All of the data, word for word and free of pictures, is the expected result.
[[ Input material open ]]
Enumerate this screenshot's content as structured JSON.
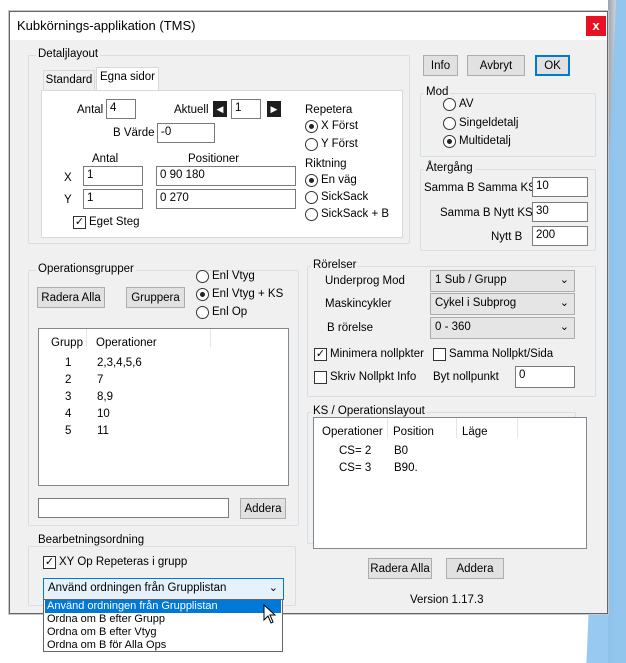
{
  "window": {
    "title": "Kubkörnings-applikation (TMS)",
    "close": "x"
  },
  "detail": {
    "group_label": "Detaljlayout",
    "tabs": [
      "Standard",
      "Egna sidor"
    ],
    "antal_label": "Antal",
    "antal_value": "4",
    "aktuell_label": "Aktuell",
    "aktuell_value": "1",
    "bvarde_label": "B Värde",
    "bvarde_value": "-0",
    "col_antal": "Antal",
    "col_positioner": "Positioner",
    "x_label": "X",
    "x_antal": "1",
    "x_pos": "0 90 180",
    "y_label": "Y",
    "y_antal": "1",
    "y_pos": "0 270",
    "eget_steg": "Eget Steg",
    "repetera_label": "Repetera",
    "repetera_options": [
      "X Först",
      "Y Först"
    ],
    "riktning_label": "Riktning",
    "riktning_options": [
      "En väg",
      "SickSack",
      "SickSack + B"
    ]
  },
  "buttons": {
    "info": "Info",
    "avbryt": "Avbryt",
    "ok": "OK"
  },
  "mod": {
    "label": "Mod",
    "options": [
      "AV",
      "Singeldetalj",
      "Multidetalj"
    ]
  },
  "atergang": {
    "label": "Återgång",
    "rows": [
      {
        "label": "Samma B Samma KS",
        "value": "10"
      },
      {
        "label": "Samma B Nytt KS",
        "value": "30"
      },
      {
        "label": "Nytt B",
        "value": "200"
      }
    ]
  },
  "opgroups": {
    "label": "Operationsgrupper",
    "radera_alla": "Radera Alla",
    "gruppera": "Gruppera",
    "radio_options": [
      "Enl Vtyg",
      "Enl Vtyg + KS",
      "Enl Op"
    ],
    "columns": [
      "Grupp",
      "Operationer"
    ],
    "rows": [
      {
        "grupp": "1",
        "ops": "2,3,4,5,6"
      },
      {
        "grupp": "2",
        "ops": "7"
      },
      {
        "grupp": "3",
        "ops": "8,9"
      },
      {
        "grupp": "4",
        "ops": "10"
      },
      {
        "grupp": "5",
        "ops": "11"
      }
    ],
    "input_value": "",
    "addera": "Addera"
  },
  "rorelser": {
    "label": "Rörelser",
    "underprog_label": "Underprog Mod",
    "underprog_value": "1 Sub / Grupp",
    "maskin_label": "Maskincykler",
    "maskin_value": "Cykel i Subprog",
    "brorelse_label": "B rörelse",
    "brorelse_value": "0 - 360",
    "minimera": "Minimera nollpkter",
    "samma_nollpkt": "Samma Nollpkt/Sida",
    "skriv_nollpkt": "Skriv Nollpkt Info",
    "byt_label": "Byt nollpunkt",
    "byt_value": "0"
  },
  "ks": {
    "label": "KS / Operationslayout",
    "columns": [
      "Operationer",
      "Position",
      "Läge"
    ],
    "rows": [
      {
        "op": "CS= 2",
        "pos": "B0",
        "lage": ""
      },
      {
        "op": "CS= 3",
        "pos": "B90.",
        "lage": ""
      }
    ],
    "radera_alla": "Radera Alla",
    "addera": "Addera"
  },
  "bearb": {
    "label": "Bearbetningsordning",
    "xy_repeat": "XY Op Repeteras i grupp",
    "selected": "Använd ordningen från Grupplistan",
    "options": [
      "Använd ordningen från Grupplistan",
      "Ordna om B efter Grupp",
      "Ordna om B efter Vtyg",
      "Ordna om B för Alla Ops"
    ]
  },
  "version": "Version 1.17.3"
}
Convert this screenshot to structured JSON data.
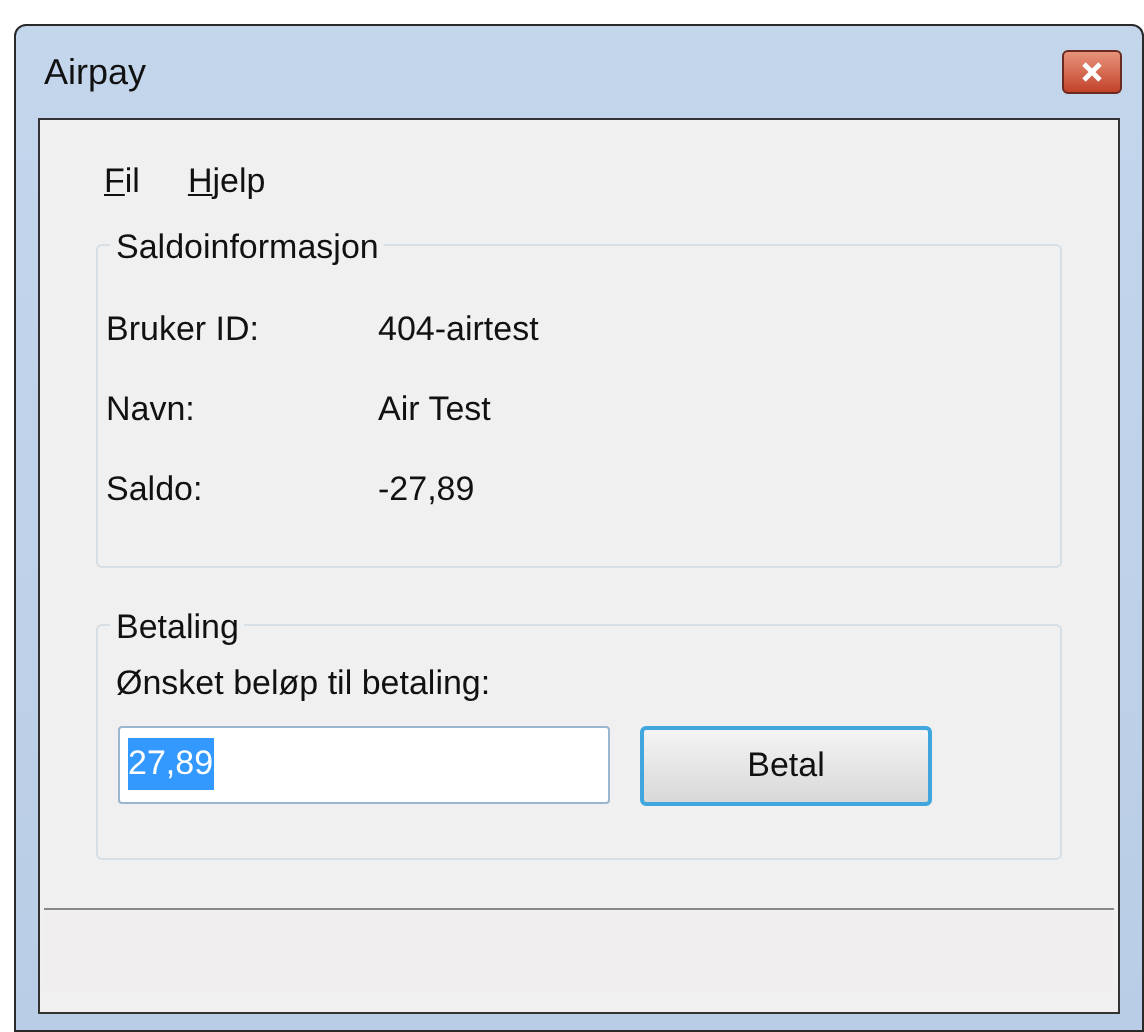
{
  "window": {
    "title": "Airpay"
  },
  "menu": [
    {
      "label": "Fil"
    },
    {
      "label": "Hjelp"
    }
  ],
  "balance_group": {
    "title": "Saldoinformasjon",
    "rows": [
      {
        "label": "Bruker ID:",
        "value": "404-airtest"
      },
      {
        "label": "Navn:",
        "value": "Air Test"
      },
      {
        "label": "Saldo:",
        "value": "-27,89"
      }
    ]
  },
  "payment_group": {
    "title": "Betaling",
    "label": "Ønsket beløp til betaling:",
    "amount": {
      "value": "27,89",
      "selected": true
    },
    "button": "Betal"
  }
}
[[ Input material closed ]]
_Solution for this problem_.
Enumerate this screenshot's content as structured JSON.
{
  "window": {
    "title": "Kubkörnings-applikation (TMS)",
    "close": "x"
  },
  "detail": {
    "group_label": "Detaljlayout",
    "tabs": [
      "Standard",
      "Egna sidor"
    ],
    "antal_label": "Antal",
    "antal_value": "4",
    "aktuell_label": "Aktuell",
    "aktuell_value": "1",
    "bvarde_label": "B Värde",
    "bvarde_value": "-0",
    "col_antal": "Antal",
    "col_positioner": "Positioner",
    "x_label": "X",
    "x_antal": "1",
    "x_pos": "0 90 180",
    "y_label": "Y",
    "y_antal": "1",
    "y_pos": "0 270",
    "eget_steg": "Eget Steg",
    "repetera_label": "Repetera",
    "repetera_options": [
      "X Först",
      "Y Först"
    ],
    "riktning_label": "Riktning",
    "riktning_options": [
      "En väg",
      "SickSack",
      "SickSack + B"
    ]
  },
  "buttons": {
    "info": "Info",
    "avbryt": "Avbryt",
    "ok": "OK"
  },
  "mod": {
    "label": "Mod",
    "options": [
      "AV",
      "Singeldetalj",
      "Multidetalj"
    ]
  },
  "atergang": {
    "label": "Återgång",
    "rows": [
      {
        "label": "Samma B Samma KS",
        "value": "10"
      },
      {
        "label": "Samma B Nytt KS",
        "value": "30"
      },
      {
        "label": "Nytt B",
        "value": "200"
      }
    ]
  },
  "opgroups": {
    "label": "Operationsgrupper",
    "radera_alla": "Radera Alla",
    "gruppera": "Gruppera",
    "radio_options": [
      "Enl Vtyg",
      "Enl Vtyg + KS",
      "Enl Op"
    ],
    "columns": [
      "Grupp",
      "Operationer"
    ],
    "rows": [
      {
        "grupp": "1",
        "ops": "2,3,4,5,6"
      },
      {
        "grupp": "2",
        "ops": "7"
      },
      {
        "grupp": "3",
        "ops": "8,9"
      },
      {
        "grupp": "4",
        "ops": "10"
      },
      {
        "grupp": "5",
        "ops": "11"
      }
    ],
    "input_value": "",
    "addera": "Addera"
  },
  "rorelser": {
    "label": "Rörelser",
    "underprog_label": "Underprog Mod",
    "underprog_value": "1 Sub / Grupp",
    "maskin_label": "Maskincykler",
    "maskin_value": "Cykel i Subprog",
    "brorelse_label": "B rörelse",
    "brorelse_value": "0 - 360",
    "minimera": "Minimera nollpkter",
    "samma_nollpkt": "Samma Nollpkt/Sida",
    "skriv_nollpkt": "Skriv Nollpkt Info",
    "byt_label": "Byt nollpunkt",
    "byt_value": "0"
  },
  "ks": {
    "label": "KS / Operationslayout",
    "columns": [
      "Operationer",
      "Position",
      "Läge"
    ],
    "rows": [
      {
        "op": "CS= 2",
        "pos": "B0",
        "lage": ""
      },
      {
        "op": "CS= 3",
        "pos": "B90.",
        "lage": ""
      }
    ],
    "radera_alla": "Radera Alla",
    "addera": "Addera"
  },
  "bearb": {
    "label": "Bearbetningsordning",
    "xy_repeat": "XY Op Repeteras i grupp",
    "selected": "Använd ordningen från Grupplistan",
    "options": [
      "Använd ordningen från Grupplistan",
      "Ordna om B efter Grupp",
      "Ordna om B efter Vtyg",
      "Ordna om B för Alla Ops"
    ]
  },
  "version": "Version 1.17.3"
}
Convert this screenshot to structured JSON data.
{
  "window": {
    "title": "Airpay"
  },
  "menu": [
    {
      "label": "Fil"
    },
    {
      "label": "Hjelp"
    }
  ],
  "balance_group": {
    "title": "Saldoinformasjon",
    "rows": [
      {
        "label": "Bruker ID:",
        "value": "404-airtest"
      },
      {
        "label": "Navn:",
        "value": "Air Test"
      },
      {
        "label": "Saldo:",
        "value": "-27,89"
      }
    ]
  },
  "payment_group": {
    "title": "Betaling",
    "label": "Ønsket beløp til betaling:",
    "amount": {
      "value": "27,89",
      "selected": true
    },
    "button": "Betal"
  }
}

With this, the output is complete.